On Monday, Heap announced that Haystack would halt distribution and testing with users in Iran until the security concerns were resolved. He wrote, “We have begun contacting users of Haystack to tell them to cease using the program. We will not resume testing until this third party review is completed and security concerns are addressed in an open and transparent way.”
Neither Heap nor other Censorship Research Center employees, nor members of the board of directors, could be reached for comment. But Colascione, Haystack’s lead developer, published a public resignation letter acknowledging that Appelbaum’s concerns were justified. “It is as bad as Appelbaum makes it out to be,” Colascione wrote, adding that the version in circulation was intended only for testing, never for distribution and actual use.
Appelbaum says that he was able to obtain and run a copy of Haystack days after Heap claimed to have stopped supporting the software, suggesting that the organization isn’t in control of how widely it’s being distributed.
It’s alarming that Heap and his colleagues did not accept more help from people established in the field of censorship circumvention, says Ross Anderson, chair of the U.K.-based Foundation for Information Policy Research and a professor of security engineering at the University of Cambridge.
Anderson says it’s very difficult to design censorship circumvention tools that work properly, and the creators of such tools need to be well-versed in the risks and pitfalls. “There’s a lot of bloody history, and there’s a lot of relevant research,” he says.
The challenges go beyond simply providing access to restricted websites, Anderson says.

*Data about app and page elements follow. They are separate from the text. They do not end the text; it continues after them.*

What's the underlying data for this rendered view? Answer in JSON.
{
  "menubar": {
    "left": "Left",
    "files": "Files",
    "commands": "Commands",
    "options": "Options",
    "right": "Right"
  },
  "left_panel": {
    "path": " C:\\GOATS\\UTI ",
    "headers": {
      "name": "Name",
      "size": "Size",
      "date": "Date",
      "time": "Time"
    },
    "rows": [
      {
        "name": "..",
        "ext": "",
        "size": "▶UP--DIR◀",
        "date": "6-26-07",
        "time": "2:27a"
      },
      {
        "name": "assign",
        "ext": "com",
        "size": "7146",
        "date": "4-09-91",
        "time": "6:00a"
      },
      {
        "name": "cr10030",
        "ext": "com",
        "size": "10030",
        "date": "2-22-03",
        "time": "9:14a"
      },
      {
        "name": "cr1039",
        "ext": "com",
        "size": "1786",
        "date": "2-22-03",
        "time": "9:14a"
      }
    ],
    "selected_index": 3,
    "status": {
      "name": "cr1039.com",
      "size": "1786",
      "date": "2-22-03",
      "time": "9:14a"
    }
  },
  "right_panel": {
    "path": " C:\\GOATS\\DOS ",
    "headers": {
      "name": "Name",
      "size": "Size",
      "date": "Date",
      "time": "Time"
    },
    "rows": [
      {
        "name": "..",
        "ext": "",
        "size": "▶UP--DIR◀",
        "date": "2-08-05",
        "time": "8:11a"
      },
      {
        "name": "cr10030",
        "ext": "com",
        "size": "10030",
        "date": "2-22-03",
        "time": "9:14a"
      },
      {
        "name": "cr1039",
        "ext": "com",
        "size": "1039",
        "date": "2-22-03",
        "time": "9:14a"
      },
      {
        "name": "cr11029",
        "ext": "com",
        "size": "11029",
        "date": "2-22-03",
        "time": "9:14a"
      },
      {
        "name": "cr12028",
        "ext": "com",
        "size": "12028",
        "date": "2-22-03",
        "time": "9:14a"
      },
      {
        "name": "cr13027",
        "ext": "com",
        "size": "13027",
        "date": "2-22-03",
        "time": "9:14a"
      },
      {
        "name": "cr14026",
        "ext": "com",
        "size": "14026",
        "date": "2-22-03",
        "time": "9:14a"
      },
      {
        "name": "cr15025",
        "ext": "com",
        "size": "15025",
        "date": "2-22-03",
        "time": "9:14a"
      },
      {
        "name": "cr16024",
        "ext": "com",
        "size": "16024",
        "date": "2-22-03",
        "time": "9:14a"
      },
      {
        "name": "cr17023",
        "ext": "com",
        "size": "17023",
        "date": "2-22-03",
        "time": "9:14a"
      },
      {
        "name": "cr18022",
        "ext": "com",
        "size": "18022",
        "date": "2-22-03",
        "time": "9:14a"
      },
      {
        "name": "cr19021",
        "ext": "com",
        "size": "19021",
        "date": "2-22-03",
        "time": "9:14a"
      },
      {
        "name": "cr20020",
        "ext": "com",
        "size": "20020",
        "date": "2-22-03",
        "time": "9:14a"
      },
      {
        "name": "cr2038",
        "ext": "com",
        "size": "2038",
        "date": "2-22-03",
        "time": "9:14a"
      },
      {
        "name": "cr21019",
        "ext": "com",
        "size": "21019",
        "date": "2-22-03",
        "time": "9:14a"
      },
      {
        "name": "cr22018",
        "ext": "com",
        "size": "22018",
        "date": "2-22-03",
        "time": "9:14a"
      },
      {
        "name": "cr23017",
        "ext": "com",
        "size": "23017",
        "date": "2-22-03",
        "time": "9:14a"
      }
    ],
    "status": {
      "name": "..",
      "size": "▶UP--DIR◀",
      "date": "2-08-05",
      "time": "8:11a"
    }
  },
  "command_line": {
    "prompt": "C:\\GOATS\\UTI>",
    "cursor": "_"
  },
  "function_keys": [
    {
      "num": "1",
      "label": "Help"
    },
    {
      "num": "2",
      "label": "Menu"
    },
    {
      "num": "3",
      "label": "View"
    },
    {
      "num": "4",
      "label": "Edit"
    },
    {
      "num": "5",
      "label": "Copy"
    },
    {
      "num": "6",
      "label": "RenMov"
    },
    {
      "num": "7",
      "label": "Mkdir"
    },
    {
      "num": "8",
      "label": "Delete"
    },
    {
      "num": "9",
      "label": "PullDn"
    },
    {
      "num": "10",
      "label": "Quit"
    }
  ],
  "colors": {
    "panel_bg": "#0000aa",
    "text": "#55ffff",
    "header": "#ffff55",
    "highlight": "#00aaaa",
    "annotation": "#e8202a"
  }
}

Tools need to protect users’ anonymity, and avoid creating evidence that could be damning if it fell into the hands of government officials.
A poorly designed tool can single a user out, Anderson says. He likens it to being the only one to show up to a party wearing a mask. He warns that, because Haystack doesn’t appear to be in wide use, authorities could assume that anyone who does have a copy is a high-value target and should be arrested.
The Berkman Center for Internet and Society at Harvard University has previously conducted tests of censorship circumvention tools, both in the lab and in countries that filter Internet content, to determine how effective tools are at circumventing censorship, how secure they are, and how easy they are to use. Berkman researcher Ethan Zuckerman says that he hopes Haystack’s founders will allow a version of the tool to be tested later this year, the next time the center plans to evaluate such tools.